### To do
Your answer should hold only the line containing "Read all visible content and emit it as JSON." and each line that follows it in the listing, copied exactly.
----------
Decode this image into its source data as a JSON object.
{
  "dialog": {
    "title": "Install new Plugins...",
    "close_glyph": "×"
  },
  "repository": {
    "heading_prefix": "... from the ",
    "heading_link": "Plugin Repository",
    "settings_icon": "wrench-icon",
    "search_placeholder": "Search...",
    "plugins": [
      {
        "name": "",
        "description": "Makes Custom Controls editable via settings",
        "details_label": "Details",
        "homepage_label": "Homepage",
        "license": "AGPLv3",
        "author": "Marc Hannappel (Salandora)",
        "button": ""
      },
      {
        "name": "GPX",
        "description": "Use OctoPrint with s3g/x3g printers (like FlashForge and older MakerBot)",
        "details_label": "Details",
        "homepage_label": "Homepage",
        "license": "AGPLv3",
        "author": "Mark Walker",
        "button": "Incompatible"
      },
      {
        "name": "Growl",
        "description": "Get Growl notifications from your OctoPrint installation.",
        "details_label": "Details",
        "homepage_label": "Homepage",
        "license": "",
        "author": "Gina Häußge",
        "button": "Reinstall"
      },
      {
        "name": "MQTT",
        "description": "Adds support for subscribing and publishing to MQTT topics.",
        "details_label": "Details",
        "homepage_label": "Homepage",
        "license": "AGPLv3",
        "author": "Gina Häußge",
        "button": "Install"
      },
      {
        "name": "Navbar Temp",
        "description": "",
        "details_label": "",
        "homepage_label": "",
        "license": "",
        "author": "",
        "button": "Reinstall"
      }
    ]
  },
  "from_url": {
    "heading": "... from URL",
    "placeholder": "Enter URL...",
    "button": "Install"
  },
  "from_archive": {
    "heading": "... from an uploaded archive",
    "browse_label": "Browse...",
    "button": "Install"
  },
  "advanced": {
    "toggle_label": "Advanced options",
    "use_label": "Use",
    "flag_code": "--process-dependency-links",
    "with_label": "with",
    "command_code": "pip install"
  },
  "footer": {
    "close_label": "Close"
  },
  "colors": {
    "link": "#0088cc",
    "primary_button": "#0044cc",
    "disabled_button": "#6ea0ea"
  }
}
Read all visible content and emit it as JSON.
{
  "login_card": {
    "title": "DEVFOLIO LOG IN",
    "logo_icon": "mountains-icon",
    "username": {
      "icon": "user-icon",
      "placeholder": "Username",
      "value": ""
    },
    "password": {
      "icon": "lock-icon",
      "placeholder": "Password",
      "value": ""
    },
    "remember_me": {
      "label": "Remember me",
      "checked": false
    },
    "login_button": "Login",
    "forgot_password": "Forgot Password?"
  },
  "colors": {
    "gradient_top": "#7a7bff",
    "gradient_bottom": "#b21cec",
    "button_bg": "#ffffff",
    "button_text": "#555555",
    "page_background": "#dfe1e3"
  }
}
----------
### Answer space
Read all visible content and emit it as JSON.
{
  "login_card": {
    "title": "DEVFOLIO LOG IN",
    "logo_icon": "mountains-icon",
    "username": {
      "icon": "user-icon",
      "placeholder": "Username",
      "value": ""
    },
    "password": {
      "icon": "lock-icon",
      "placeholder": "Password",
      "value": ""
    },
    "remember_me": {
      "label": "Remember me",
      "checked": false
    },
    "login_button": "Login",
    "forgot_password": "Forgot Password?"
  },
  "colors": {
    "gradient_top": "#7a7bff",
    "gradient_bottom": "#b21cec",
    "button_bg": "#ffffff",
    "button_text": "#555555",
    "page_background": "#dfe1e3"
  }
}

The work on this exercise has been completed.